Qigong & Meditation - Sharon McCarthy
February 2, 2013 Sharon McCarthy
February 2, 2013
I began to meditate in 1970 and joyfully found the spiritual deepening I had been longing for. The practice came easily and opened doors of perception that western culture had yet to accept as relevant or of value. Serendipity brought others of like mind together to share this quest of inner knowing. We learned how to access higher states of consciousness, giving precedence to the formless and timeless Light that is our essence. We learned hatha yoga in addition to other more esoteric forms, though few of us knew how toground all this energy. In truth, we loved the idea of full transcendence. We began to change our brains, behaviors and essential development. We calmed our nervous systems, trained our minds to focus attention and learned how to self regulate internal energy. Meditation developed our inner peace and the grace to support us through changing times in an unsettled world. We also found teachings from indigenous cultures that offered ways to include our bodies on our spiritual journeys.
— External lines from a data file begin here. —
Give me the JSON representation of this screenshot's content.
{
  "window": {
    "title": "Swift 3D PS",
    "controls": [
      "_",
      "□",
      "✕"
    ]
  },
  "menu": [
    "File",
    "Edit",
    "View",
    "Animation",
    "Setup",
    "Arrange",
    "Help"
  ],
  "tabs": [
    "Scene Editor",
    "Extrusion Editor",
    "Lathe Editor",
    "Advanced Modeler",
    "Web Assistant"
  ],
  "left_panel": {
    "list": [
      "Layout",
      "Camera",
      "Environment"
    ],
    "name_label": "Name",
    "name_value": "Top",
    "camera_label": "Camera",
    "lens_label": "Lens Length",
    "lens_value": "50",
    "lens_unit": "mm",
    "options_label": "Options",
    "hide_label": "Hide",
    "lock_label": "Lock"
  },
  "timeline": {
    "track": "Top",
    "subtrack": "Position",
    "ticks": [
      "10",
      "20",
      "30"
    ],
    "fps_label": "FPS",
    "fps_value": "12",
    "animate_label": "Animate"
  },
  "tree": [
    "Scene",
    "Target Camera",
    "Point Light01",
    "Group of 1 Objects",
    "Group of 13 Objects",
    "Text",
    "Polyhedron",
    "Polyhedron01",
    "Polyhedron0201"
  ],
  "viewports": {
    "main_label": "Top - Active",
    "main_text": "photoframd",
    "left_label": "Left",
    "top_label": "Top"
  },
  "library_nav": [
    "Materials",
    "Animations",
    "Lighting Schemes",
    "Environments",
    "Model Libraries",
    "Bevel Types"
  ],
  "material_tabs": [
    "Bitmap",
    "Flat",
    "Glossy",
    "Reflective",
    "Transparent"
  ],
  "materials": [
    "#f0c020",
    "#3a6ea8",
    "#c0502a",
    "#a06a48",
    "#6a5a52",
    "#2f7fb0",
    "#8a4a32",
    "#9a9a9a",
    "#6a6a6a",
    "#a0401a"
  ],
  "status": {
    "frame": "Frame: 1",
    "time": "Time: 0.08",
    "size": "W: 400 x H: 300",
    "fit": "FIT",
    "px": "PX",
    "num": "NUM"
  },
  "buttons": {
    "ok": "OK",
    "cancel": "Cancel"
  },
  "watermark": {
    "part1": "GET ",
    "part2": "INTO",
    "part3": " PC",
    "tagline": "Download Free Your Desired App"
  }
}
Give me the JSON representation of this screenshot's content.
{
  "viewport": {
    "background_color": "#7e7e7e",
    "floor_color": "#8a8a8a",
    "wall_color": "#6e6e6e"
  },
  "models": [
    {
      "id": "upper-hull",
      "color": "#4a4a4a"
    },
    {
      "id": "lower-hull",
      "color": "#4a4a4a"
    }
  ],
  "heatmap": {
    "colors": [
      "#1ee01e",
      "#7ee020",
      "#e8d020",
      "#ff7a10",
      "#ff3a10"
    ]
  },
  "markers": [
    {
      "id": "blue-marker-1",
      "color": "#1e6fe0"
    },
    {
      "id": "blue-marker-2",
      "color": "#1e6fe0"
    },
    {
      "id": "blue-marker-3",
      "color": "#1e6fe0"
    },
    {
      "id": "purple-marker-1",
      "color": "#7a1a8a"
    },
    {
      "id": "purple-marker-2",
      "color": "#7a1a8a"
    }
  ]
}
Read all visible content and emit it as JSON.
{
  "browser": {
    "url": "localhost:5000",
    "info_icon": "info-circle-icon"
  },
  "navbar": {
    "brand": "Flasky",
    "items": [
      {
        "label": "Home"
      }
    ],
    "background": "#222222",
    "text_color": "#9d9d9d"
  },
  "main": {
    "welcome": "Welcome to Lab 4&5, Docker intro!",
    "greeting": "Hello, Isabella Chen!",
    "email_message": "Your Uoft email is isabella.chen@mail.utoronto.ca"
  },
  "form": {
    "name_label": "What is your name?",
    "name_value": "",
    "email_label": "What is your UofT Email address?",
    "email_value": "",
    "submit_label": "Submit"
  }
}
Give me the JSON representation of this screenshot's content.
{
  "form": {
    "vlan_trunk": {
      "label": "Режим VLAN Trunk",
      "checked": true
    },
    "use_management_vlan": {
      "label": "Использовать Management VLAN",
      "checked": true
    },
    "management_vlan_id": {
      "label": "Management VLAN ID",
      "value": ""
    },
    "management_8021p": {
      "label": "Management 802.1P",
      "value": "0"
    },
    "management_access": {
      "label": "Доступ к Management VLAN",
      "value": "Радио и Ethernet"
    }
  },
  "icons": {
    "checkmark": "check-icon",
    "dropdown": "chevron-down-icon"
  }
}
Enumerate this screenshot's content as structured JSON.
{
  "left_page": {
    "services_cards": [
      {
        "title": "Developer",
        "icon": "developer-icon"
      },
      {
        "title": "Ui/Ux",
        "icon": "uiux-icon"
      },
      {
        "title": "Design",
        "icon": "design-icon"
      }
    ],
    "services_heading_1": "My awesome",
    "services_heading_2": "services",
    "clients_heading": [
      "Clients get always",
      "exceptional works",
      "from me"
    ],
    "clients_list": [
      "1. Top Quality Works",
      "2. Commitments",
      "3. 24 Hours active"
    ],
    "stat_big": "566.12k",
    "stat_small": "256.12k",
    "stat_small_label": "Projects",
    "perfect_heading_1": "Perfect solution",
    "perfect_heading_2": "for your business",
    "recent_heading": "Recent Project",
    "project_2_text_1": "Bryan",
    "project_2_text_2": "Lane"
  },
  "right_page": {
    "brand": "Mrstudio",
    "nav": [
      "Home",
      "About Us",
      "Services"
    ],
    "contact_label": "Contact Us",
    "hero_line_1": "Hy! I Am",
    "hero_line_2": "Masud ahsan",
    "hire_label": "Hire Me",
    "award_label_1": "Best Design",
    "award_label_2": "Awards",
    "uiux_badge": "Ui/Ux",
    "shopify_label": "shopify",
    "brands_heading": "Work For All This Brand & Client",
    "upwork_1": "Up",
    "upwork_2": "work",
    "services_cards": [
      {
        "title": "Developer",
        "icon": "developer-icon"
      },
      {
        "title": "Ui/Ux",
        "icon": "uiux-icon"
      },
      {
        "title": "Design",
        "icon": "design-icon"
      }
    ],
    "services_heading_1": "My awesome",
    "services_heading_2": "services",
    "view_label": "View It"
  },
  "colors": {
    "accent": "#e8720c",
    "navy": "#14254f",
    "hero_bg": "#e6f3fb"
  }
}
New modalities taught us how to direct consciousness through our body, through energy centers - in fuller awareness. We were reclaiming our bodies as integral to consciousness and relevant to awakening.
The core practices of qigong feel intuitively natural to most meditators I know. The invitation to reunite mind with body is very healing. As we increase our ability to direct the subtle flows of energy throughout our embodied consciousness, we become less emotionally reactive and more present. Like ice melting in a winter stream, we invite chi to move more freely through the different layers of self, affirming and recreating our own aliveness. Meditation trains our minds to focus with full attention, supports us as we intentionally direct the physical and energetic movements of our body and helps us to feel the changes. Developing the Qigong state is the most integrating of all practices I have embraced so far. It offers a greater continuum between the formal practices that I engage in and my daily activities. I take more responsibility for being aware of how I feel, creating a healthy spectrum of internal states throughout my day. This state reminds me to interchange universal energy with my own, feeling the oneness. For me, meditation and qigong are like two hands holding each other or like two lips joining in a smile.
Certified Qigong Therapy Practitioner, Level 2
Wisdom Healing Qigong